* EXERCISE:
Could you copy each line of the entries that contains "title"?

* DATA FOR ANALYSIS:
=-=-=
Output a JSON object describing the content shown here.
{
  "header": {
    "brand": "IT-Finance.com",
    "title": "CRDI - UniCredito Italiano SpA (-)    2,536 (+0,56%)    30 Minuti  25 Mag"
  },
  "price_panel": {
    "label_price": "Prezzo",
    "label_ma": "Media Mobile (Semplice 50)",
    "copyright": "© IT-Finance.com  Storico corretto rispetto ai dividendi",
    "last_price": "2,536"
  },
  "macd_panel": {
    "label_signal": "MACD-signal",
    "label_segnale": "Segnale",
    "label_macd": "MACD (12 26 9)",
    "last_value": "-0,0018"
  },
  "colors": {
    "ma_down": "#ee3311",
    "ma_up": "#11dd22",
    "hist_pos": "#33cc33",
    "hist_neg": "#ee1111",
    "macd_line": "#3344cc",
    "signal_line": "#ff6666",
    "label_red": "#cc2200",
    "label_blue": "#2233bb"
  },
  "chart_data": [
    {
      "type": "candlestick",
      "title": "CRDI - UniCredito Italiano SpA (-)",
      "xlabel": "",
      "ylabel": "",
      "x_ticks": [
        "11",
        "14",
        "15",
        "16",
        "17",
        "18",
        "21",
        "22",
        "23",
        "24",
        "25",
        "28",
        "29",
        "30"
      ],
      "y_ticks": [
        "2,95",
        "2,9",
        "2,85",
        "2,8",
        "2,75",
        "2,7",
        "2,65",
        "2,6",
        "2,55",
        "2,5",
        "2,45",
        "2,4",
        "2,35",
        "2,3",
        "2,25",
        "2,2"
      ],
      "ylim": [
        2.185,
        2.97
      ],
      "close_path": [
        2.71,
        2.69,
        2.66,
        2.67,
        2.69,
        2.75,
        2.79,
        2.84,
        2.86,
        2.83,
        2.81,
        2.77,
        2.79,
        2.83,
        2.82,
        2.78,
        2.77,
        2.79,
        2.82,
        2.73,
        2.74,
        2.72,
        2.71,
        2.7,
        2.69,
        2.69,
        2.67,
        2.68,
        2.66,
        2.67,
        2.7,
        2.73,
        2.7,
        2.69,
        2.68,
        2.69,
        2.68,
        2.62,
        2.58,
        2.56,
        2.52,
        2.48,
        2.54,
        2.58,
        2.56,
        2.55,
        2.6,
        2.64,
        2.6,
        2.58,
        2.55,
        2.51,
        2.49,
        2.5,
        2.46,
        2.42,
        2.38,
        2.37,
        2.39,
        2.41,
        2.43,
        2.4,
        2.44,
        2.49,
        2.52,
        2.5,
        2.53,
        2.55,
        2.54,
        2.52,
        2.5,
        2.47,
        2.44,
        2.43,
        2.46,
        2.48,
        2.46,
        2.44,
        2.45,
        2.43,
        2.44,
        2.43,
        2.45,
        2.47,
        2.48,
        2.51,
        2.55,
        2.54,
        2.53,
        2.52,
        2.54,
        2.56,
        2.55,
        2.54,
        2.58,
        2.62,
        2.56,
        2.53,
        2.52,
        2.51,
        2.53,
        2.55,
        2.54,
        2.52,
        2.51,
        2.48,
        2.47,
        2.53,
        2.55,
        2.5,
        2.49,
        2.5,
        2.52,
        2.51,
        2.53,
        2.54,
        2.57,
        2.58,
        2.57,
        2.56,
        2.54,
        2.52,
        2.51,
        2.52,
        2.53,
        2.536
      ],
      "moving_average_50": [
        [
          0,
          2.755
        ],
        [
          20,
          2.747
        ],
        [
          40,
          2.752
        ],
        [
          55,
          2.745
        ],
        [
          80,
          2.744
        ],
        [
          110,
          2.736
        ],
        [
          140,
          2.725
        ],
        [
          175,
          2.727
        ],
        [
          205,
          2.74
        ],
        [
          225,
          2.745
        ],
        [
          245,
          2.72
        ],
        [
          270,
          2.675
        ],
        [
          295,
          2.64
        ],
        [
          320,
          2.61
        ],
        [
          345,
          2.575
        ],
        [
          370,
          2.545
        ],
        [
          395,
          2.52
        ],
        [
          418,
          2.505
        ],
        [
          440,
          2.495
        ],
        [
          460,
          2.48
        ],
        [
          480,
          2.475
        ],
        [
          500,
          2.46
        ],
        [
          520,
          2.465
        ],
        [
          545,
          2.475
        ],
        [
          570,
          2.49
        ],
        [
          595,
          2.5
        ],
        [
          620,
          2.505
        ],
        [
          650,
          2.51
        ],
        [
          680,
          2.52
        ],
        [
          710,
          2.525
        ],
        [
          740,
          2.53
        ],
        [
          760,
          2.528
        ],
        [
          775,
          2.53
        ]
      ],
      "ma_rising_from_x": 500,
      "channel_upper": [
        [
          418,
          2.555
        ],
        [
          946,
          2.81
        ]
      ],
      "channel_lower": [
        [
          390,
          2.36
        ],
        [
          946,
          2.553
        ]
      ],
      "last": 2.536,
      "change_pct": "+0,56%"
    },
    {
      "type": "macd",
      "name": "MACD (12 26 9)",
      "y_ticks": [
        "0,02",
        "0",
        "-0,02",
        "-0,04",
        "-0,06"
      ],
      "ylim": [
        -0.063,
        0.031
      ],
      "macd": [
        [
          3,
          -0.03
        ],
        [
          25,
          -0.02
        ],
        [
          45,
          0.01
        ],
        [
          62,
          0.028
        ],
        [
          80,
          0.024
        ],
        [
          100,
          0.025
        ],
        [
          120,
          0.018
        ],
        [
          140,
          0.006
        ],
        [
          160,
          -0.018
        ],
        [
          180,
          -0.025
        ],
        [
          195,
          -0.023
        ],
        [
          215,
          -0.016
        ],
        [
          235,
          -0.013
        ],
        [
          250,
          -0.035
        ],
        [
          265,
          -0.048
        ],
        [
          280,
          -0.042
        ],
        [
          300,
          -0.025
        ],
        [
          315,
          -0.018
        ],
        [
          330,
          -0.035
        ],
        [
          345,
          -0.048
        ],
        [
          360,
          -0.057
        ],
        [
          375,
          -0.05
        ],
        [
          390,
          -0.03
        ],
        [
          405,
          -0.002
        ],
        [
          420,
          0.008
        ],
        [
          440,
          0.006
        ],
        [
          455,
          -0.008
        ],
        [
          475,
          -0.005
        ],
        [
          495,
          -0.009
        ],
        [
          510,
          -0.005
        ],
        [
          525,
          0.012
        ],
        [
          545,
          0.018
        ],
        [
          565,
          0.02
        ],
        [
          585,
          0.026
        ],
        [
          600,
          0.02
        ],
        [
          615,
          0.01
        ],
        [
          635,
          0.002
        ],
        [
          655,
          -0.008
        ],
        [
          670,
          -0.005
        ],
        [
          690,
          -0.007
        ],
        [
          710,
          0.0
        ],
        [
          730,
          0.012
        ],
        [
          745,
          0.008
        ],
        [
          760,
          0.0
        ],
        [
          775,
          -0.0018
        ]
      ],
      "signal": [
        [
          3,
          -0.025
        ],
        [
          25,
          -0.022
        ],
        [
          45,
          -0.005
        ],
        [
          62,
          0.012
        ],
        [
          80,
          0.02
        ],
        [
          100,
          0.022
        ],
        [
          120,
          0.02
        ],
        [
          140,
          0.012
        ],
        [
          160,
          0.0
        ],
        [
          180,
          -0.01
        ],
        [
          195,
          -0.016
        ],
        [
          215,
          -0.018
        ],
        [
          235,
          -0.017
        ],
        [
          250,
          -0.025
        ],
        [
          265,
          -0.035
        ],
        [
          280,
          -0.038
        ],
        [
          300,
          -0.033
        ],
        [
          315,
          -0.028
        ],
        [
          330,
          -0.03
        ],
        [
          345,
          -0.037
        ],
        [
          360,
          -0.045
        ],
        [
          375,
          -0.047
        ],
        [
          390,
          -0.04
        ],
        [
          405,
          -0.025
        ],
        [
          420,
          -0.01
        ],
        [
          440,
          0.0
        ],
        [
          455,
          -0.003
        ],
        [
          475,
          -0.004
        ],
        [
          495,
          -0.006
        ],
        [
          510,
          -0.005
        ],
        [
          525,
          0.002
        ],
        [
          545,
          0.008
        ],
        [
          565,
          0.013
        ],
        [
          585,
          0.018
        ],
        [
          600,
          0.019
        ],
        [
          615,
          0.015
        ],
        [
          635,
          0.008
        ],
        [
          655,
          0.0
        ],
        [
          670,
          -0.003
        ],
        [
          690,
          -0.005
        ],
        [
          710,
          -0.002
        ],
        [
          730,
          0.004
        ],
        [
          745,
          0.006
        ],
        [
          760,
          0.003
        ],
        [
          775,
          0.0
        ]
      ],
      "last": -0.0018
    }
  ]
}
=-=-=
* SOLUTION BELOW:
    "title": "CRDI - UniCredito Italiano SpA (-)    2,536 (+0,56%)    30 Minuti  25 Mag"
      "title": "CRDI - UniCredito Italiano SpA (-)",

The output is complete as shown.